#### Task directions
When a line below contains the word "icon", copy that line.

Dataset rows describing interfaces
■ ■ ■ ■ ■ ■ ■
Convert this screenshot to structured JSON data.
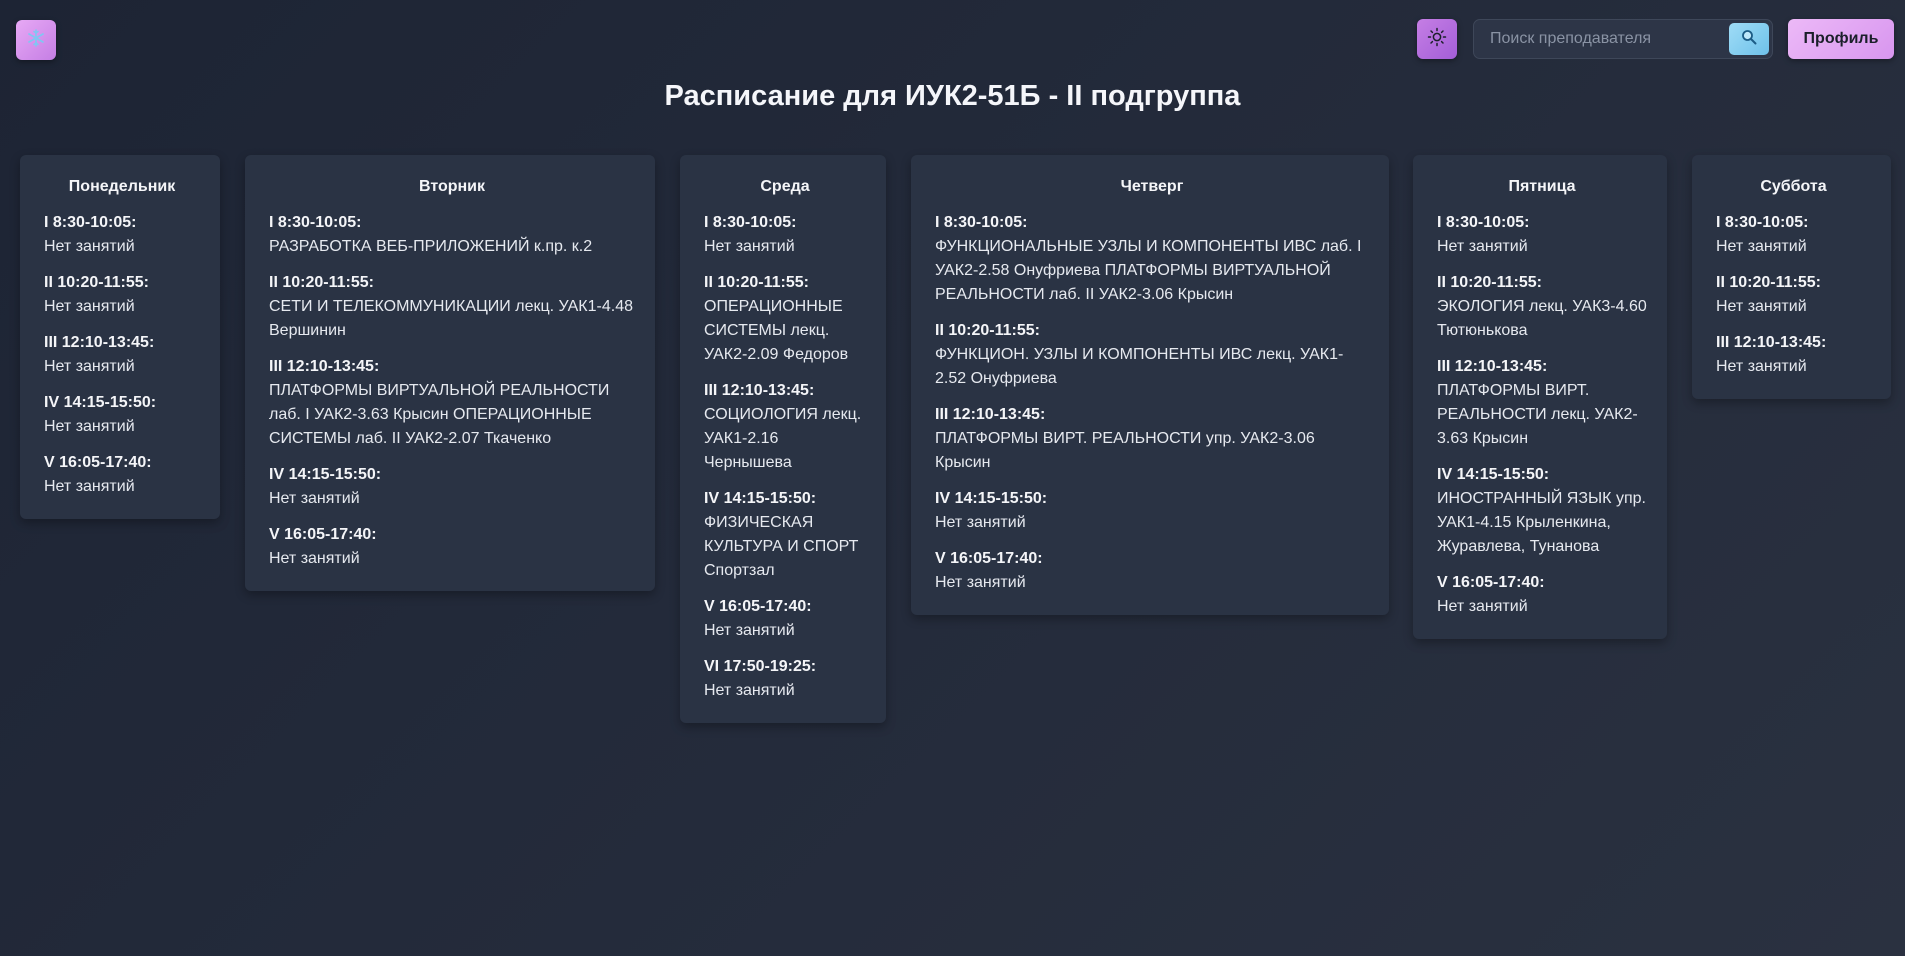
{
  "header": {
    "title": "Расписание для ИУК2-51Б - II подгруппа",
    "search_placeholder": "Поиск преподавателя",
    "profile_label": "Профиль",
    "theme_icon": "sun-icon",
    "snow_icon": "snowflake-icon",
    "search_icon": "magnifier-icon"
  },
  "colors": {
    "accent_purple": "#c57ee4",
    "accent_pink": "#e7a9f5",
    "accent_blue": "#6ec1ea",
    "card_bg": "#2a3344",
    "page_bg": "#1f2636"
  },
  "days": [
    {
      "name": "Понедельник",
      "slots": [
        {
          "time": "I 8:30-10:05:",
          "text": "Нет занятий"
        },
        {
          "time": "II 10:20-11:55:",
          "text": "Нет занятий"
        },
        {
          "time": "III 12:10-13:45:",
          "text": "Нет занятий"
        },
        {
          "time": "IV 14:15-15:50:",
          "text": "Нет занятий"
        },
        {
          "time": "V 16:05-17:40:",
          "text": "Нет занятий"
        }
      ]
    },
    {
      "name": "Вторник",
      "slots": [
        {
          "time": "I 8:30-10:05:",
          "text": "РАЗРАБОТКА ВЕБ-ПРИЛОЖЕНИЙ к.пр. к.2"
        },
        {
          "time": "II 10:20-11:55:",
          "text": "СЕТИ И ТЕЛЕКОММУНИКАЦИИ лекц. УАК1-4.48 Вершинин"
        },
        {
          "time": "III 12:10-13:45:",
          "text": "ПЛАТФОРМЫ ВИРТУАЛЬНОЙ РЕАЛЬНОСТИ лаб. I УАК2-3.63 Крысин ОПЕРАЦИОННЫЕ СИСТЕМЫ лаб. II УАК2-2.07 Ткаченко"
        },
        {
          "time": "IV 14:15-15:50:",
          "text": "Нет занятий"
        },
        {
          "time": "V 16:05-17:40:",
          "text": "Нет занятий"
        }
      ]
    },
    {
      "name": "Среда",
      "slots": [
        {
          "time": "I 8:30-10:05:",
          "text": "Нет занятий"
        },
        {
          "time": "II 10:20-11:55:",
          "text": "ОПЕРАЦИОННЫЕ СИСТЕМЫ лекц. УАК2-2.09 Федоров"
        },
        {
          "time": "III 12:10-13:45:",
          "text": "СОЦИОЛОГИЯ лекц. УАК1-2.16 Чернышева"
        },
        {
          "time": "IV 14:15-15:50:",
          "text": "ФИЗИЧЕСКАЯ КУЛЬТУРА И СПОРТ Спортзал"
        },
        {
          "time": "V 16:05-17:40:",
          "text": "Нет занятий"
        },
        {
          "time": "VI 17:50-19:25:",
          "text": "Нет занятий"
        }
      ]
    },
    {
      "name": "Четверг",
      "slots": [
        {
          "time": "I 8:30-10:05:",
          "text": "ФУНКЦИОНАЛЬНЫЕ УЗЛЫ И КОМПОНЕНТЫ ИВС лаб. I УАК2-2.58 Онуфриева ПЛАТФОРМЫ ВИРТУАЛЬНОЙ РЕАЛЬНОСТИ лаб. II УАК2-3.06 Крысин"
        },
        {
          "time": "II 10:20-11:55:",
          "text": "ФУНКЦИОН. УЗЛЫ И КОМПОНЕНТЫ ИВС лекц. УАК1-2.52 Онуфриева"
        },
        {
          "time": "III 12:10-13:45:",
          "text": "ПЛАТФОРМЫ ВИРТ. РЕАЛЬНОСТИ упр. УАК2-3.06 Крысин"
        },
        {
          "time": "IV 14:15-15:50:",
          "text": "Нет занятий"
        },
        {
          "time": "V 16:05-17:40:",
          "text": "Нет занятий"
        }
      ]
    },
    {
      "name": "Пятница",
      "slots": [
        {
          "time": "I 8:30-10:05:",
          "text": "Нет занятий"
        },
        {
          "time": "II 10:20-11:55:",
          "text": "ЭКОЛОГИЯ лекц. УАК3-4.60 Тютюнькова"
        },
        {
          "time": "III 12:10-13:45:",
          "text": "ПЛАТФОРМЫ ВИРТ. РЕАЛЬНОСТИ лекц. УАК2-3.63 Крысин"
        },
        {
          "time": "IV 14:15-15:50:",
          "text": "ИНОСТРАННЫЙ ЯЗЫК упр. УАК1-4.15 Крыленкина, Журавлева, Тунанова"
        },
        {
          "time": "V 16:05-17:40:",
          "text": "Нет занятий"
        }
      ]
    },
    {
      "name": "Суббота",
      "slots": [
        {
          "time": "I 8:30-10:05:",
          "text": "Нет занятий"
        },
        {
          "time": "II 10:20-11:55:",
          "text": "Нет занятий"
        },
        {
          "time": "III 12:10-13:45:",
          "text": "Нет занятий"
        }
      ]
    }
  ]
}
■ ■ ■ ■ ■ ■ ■
#### Response
    "theme_icon": "sun-icon",
    "snow_icon": "snowflake-icon",
    "search_icon": "magnifier-icon"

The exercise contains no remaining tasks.